▶ [EXERCISE GOAL]
Each entry below needs to be reproduced exactly as given.

App and web page records:
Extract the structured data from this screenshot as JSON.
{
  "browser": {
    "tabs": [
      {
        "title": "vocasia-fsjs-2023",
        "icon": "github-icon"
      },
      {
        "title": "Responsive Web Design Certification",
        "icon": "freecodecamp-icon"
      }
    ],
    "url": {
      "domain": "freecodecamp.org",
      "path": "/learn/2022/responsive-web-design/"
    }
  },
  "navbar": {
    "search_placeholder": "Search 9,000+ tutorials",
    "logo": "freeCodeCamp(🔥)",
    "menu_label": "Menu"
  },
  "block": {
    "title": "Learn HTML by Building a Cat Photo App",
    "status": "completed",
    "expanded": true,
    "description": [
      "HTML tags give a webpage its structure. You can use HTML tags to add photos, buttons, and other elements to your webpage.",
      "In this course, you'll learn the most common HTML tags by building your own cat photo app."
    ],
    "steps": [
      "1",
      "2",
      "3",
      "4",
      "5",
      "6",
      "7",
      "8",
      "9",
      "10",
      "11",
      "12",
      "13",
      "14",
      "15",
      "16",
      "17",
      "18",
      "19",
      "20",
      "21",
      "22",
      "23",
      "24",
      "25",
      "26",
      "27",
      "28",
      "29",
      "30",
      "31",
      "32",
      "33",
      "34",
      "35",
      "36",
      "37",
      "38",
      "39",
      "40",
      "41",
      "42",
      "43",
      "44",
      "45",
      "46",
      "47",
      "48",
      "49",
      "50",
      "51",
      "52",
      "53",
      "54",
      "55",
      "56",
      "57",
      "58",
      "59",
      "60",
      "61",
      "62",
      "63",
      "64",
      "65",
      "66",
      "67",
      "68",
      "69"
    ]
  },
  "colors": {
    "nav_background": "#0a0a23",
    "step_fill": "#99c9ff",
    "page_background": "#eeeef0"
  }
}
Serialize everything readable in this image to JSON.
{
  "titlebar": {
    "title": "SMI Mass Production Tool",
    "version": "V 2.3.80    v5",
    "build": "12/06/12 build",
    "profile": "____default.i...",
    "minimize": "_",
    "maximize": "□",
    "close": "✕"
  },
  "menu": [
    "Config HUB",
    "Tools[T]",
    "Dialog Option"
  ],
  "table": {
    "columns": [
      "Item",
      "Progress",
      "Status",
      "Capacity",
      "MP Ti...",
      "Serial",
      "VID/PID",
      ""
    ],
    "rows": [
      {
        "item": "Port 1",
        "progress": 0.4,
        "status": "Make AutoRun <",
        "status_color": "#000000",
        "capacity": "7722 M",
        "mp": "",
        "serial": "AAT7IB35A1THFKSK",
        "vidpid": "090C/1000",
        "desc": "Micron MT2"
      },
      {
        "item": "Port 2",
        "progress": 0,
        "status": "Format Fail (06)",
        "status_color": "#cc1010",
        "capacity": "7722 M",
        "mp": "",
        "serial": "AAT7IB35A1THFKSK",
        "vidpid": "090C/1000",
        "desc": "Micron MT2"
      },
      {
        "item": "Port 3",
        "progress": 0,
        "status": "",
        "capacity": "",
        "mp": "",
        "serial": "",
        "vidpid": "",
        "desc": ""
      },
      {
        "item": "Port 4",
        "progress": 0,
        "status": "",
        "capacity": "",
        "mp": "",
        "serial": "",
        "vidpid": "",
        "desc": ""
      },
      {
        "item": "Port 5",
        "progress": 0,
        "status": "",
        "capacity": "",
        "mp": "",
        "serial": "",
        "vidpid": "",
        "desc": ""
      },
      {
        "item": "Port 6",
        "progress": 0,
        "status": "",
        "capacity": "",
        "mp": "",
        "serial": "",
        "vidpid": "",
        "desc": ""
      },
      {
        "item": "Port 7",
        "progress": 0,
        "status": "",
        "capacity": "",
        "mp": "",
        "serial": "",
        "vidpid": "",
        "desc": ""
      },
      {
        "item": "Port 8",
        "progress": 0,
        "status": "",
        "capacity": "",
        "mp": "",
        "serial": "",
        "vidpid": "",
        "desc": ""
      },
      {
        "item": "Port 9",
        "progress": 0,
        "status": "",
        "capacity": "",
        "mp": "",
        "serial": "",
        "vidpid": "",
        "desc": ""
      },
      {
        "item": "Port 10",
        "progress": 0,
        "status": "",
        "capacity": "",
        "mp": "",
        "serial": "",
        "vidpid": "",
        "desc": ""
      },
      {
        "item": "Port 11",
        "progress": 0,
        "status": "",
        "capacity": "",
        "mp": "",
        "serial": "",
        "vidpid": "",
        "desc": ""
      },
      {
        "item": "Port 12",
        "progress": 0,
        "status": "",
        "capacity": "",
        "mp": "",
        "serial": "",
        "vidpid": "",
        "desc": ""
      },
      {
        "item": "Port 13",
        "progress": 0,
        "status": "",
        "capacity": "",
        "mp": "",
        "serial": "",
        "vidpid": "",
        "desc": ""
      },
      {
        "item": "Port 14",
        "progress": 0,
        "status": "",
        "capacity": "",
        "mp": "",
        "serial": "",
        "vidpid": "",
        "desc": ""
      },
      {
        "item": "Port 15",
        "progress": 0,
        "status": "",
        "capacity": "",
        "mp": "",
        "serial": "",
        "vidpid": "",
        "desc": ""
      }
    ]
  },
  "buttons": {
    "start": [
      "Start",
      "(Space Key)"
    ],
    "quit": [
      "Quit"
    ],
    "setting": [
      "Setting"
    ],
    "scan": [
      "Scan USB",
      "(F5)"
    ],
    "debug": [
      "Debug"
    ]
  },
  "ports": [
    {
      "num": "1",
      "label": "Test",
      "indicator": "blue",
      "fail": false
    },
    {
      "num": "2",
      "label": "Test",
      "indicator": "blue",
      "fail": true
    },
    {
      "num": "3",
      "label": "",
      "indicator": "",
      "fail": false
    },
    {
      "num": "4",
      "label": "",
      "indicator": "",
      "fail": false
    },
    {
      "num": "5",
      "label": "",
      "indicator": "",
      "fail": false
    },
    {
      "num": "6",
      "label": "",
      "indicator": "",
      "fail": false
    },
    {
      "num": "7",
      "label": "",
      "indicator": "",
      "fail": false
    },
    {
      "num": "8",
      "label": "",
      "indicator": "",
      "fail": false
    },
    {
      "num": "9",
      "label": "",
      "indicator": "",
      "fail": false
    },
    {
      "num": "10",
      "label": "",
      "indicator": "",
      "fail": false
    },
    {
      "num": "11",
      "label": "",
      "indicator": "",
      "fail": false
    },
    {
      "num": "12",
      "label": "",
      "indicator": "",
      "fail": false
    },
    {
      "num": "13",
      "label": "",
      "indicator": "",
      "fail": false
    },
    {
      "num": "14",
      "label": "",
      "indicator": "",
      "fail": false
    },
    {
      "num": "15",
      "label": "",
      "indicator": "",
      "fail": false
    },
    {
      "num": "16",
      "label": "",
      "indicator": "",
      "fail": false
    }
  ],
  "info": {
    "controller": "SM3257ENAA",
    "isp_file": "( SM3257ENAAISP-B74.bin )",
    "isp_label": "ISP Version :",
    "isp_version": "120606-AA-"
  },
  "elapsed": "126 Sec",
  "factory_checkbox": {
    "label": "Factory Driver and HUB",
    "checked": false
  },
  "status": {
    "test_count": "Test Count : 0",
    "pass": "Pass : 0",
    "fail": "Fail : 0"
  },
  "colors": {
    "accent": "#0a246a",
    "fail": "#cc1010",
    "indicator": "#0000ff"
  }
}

▶ [WRITTEN SOLUTION]
Extract the structured data from this screenshot as JSON.
{
  "browser": {
    "tabs": [
      {
        "title": "vocasia-fsjs-2023",
        "icon": "github-icon"
      },
      {
        "title": "Responsive Web Design Certification",
        "icon": "freecodecamp-icon"
      }
    ],
    "url": {
      "domain": "freecodecamp.org",
      "path": "/learn/2022/responsive-web-design/"
    }
  },
  "navbar": {
    "search_placeholder": "Search 9,000+ tutorials",
    "logo": "freeCodeCamp(🔥)",
    "menu_label": "Menu"
  },
  "block": {
    "title": "Learn HTML by Building a Cat Photo App",
    "status": "completed",
    "expanded": true,
    "description": [
      "HTML tags give a webpage its structure. You can use HTML tags to add photos, buttons, and other elements to your webpage.",
      "In this course, you'll learn the most common HTML tags by building your own cat photo app."
    ],
    "steps": [
      "1",
      "2",
      "3",
      "4",
      "5",
      "6",
      "7",
      "8",
      "9",
      "10",
      "11",
      "12",
      "13",
      "14",
      "15",
      "16",
      "17",
      "18",
      "19",
      "20",
      "21",
      "22",
      "23",
      "24",
      "25",
      "26",
      "27",
      "28",
      "29",
      "30",
      "31",
      "32",
      "33",
      "34",
      "35",
      "36",
      "37",
      "38",
      "39",
      "40",
      "41",
      "42",
      "43",
      "44",
      "45",
      "46",
      "47",
      "48",
      "49",
      "50",
      "51",
      "52",
      "53",
      "54",
      "55",
      "56",
      "57",
      "58",
      "59",
      "60",
      "61",
      "62",
      "63",
      "64",
      "65",
      "66",
      "67",
      "68",
      "69"
    ]
  },
  "colors": {
    "nav_background": "#0a0a23",
    "step_fill": "#99c9ff",
    "page_background": "#eeeef0"
  }
}
Serialize everything readable in this image to JSON.
{
  "titlebar": {
    "title": "SMI Mass Production Tool",
    "version": "V 2.3.80    v5",
    "build": "12/06/12 build",
    "profile": "____default.i...",
    "minimize": "_",
    "maximize": "□",
    "close": "✕"
  },
  "menu": [
    "Config HUB",
    "Tools[T]",
    "Dialog Option"
  ],
  "table": {
    "columns": [
      "Item",
      "Progress",
      "Status",
      "Capacity",
      "MP Ti...",
      "Serial",
      "VID/PID",
      ""
    ],
    "rows": [
      {
        "item": "Port 1",
        "progress": 0.4,
        "status": "Make AutoRun <",
        "status_color": "#000000",
        "capacity": "7722 M",
        "mp": "",
        "serial": "AAT7IB35A1THFKSK",
        "vidpid": "090C/1000",
        "desc": "Micron MT2"
      },
      {
        "item": "Port 2",
        "progress": 0,
        "status": "Format Fail (06)",
        "status_color": "#cc1010",
        "capacity": "7722 M",
        "mp": "",
        "serial": "AAT7IB35A1THFKSK",
        "vidpid": "090C/1000",
        "desc": "Micron MT2"
      },
      {
        "item": "Port 3",
        "progress": 0,
        "status": "",
        "capacity": "",
        "mp": "",
        "serial": "",
        "vidpid": "",
        "desc": ""
      },
      {
        "item": "Port 4",
        "progress": 0,
        "status": "",
        "capacity": "",
        "mp": "",
        "serial": "",
        "vidpid": "",
        "desc": ""
      },
      {
        "item": "Port 5",
        "progress": 0,
        "status": "",
        "capacity": "",
        "mp": "",
        "serial": "",
        "vidpid": "",
        "desc": ""
      },
      {
        "item": "Port 6",
        "progress": 0,
        "status": "",
        "capacity": "",
        "mp": "",
        "serial": "",
        "vidpid": "",
        "desc": ""
      },
      {
        "item": "Port 7",
        "progress": 0,
        "status": "",
        "capacity": "",
        "mp": "",
        "serial": "",
        "vidpid": "",
        "desc": ""
      },
      {
        "item": "Port 8",
        "progress": 0,
        "status": "",
        "capacity": "",
        "mp": "",
        "serial": "",
        "vidpid": "",
        "desc": ""
      },
      {
        "item": "Port 9",
        "progress": 0,
        "status": "",
        "capacity": "",
        "mp": "",
        "serial": "",
        "vidpid": "",
        "desc": ""
      },
      {
        "item": "Port 10",
        "progress": 0,
        "status": "",
        "capacity": "",
        "mp": "",
        "serial": "",
        "vidpid": "",
        "desc": ""
      },
      {
        "item": "Port 11",
        "progress": 0,
        "status": "",
        "capacity": "",
        "mp": "",
        "serial": "",
        "vidpid": "",
        "desc": ""
      },
      {
        "item": "Port 12",
        "progress": 0,
        "status": "",
        "capacity": "",
        "mp": "",
        "serial": "",
        "vidpid": "",
        "desc": ""
      },
      {
        "item": "Port 13",
        "progress": 0,
        "status": "",
        "capacity": "",
        "mp": "",
        "serial": "",
        "vidpid": "",
        "desc": ""
      },
      {
        "item": "Port 14",
        "progress": 0,
        "status": "",
        "capacity": "",
        "mp": "",
        "serial": "",
        "vidpid": "",
        "desc": ""
      },
      {
        "item": "Port 15",
        "progress": 0,
        "status": "",
        "capacity": "",
        "mp": "",
        "serial": "",
        "vidpid": "",
        "desc": ""
      }
    ]
  },
  "buttons": {
    "start": [
      "Start",
      "(Space Key)"
    ],
    "quit": [
      "Quit"
    ],
    "setting": [
      "Setting"
    ],
    "scan": [
      "Scan USB",
      "(F5)"
    ],
    "debug": [
      "Debug"
    ]
  },
  "ports": [
    {
      "num": "1",
      "label": "Test",
      "indicator": "blue",
      "fail": false
    },
    {
      "num": "2",
      "label": "Test",
      "indicator": "blue",
      "fail": true
    },
    {
      "num": "3",
      "label": "",
      "indicator": "",
      "fail": false
    },
    {
      "num": "4",
      "label": "",
      "indicator": "",
      "fail": false
    },
    {
      "num": "5",
      "label": "",
      "indicator": "",
      "fail": false
    },
    {
      "num": "6",
      "label": "",
      "indicator": "",
      "fail": false
    },
    {
      "num": "7",
      "label": "",
      "indicator": "",
      "fail": false
    },
    {
      "num": "8",
      "label": "",
      "indicator": "",
      "fail": false
    },
    {
      "num": "9",
      "label": "",
      "indicator": "",
      "fail": false
    },
    {
      "num": "10",
      "label": "",
      "indicator": "",
      "fail": false
    },
    {
      "num": "11",
      "label": "",
      "indicator": "",
      "fail": false
    },
    {
      "num": "12",
      "label": "",
      "indicator": "",
      "fail": false
    },
    {
      "num": "13",
      "label": "",
      "indicator": "",
      "fail": false
    },
    {
      "num": "14",
      "label": "",
      "indicator": "",
      "fail": false
    },
    {
      "num": "15",
      "label": "",
      "indicator": "",
      "fail": false
    },
    {
      "num": "16",
      "label": "",
      "indicator": "",
      "fail": false
    }
  ],
  "info": {
    "controller": "SM3257ENAA",
    "isp_file": "( SM3257ENAAISP-B74.bin )",
    "isp_label": "ISP Version :",
    "isp_version": "120606-AA-"
  },
  "elapsed": "126 Sec",
  "factory_checkbox": {
    "label": "Factory Driver and HUB",
    "checked": false
  },
  "status": {
    "test_count": "Test Count : 0",
    "pass": "Pass : 0",
    "fail": "Fail : 0"
  },
  "colors": {
    "accent": "#0a246a",
    "fail": "#cc1010",
    "indicator": "#0000ff"
  }
}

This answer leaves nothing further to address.